Young Dreams' sophomore full length record Waves 2 You is out January 12th on their own Blanca Records. You can pre-order the record now through their Bandcamp.
Monday, December 11, 2017
Although the bulk of Philly based rock pop experimentalists Palm's ouevre relies on the interplay not only between guitarist/vocalists Kasra Kurt and Eve Alpert but all four members of the band in general, "Dog Milk", the second single from Palm's upcoming sophomore full length Rock Island, takes the method to its compositional and technical climax as Alpert complements Kurt's lead vocals with both melodic and rhythmic asides.
Album opener and first single "Pearly" introduced fans to Palm's new experiments with electronics and synths and "Dog Milk" continues right along in that regard as drummer Hugo Stanley joins in with Kurt's MIDI triggering as well as accompanying his already pretty full-bodied percussion with electronically prepped drum beats. Though the band has accessed a broader range of sounds mainly through the use of effects pedals, the band's use of electronic further blurs the already hard-to-believe multitude of sounds the band are able to pull from their instruments.
There's been no shortage of experimentation in Palm's short but notable history as rock experimentalists and yet still "Dog Milk" serves as an incredible combination both of the band's far more recent leaning into their pop sensibilities as well as the insertion of electronic elements into their songs. It's a perfect storm of their incredibly engaging technical pop rooted in their mathy dressings as the band continue to pave their own way with increasing original takes on genre bending rock music. The occasional harsh abrasiveness of their debut full length Trading Basics has given way to much more tuneful efforts in their Shadow Expert EP and "Dog Milk" proves that there's still plenty of room to explore in this more accessible sound as the band create an incredibly full track that expands their textural palette in exciting new directions while also incorporating elements of what makes Palm such an interesting band to listen to: namely their technical precision and propensity towards rhythmic complexity.
"Dog Milk" might be Palm's poppiest track to date but it is also their most subversive as the band complicate would-be descriptors even further. Palm have never been a band easily described by labels but "Dog Milk" and Rock Island are shaping up to trip up longtime fans as they explore new creative avenue and jerry-rig an impressively pleasant brand of Frankenstein-ed guitar pop that borrows elements from all manner of music to bold establish itself as wholly separate. It bodes especially well not only for their eagerly anticipated sophomore record but also for the foursomes continued creative output.
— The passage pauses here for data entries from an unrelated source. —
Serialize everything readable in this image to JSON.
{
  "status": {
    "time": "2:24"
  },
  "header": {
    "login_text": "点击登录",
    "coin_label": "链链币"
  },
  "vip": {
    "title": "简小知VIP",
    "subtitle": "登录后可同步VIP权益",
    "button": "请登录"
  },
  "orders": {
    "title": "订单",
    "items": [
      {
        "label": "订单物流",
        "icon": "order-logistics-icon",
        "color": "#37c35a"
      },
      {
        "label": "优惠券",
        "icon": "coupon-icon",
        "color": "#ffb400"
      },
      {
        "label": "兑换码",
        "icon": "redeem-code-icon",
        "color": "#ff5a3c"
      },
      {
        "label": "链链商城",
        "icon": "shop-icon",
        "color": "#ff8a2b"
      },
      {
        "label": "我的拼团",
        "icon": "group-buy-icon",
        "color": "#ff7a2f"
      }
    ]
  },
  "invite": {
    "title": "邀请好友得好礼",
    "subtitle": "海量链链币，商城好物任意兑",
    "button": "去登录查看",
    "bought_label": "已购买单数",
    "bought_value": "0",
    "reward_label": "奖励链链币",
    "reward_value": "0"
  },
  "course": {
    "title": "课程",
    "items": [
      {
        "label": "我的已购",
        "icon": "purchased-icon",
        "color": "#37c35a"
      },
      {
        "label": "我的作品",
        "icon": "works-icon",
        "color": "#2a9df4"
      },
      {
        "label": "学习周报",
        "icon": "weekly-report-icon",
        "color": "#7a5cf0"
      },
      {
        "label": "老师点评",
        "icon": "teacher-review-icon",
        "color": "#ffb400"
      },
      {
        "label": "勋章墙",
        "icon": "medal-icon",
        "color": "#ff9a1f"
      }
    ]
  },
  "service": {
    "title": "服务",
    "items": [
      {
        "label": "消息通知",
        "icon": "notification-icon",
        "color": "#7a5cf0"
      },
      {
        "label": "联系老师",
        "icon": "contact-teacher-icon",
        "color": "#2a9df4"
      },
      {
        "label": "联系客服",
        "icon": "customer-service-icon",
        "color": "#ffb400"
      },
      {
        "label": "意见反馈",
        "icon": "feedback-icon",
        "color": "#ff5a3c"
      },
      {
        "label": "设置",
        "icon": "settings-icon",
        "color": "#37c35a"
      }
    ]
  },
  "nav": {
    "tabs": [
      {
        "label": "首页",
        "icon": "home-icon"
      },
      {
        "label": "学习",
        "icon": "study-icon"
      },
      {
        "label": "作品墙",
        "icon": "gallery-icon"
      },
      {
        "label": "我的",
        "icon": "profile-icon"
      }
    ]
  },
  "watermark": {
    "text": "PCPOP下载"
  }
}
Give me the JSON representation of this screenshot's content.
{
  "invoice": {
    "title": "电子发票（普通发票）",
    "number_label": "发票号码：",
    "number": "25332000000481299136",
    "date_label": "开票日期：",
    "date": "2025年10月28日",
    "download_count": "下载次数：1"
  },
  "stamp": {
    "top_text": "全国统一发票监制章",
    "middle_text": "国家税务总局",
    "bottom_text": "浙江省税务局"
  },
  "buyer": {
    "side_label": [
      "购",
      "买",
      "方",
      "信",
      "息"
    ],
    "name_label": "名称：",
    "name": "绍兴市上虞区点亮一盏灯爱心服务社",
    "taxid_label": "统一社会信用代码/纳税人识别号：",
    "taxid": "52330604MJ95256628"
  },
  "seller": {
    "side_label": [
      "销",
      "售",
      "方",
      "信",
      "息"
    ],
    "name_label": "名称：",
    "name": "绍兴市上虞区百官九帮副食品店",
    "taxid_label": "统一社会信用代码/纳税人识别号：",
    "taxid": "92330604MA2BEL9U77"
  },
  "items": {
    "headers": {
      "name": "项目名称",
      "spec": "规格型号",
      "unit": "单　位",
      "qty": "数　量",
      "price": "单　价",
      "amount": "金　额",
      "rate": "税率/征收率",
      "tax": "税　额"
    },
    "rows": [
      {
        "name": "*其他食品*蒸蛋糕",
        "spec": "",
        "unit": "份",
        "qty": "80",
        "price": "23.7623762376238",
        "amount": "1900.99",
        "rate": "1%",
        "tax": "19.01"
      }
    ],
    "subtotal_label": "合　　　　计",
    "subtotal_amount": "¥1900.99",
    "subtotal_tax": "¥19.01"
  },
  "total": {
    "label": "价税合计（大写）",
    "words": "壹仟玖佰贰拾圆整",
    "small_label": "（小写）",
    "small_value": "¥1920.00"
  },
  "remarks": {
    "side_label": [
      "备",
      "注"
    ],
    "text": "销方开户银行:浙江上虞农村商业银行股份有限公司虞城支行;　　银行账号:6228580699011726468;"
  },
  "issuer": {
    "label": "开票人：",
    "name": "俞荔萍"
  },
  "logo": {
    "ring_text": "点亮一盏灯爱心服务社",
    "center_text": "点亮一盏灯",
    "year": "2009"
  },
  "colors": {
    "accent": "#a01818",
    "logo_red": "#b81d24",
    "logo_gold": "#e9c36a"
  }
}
Palm's full length sophomore album Rock Island is out February 9th on Carpark Records. Pre-order available now.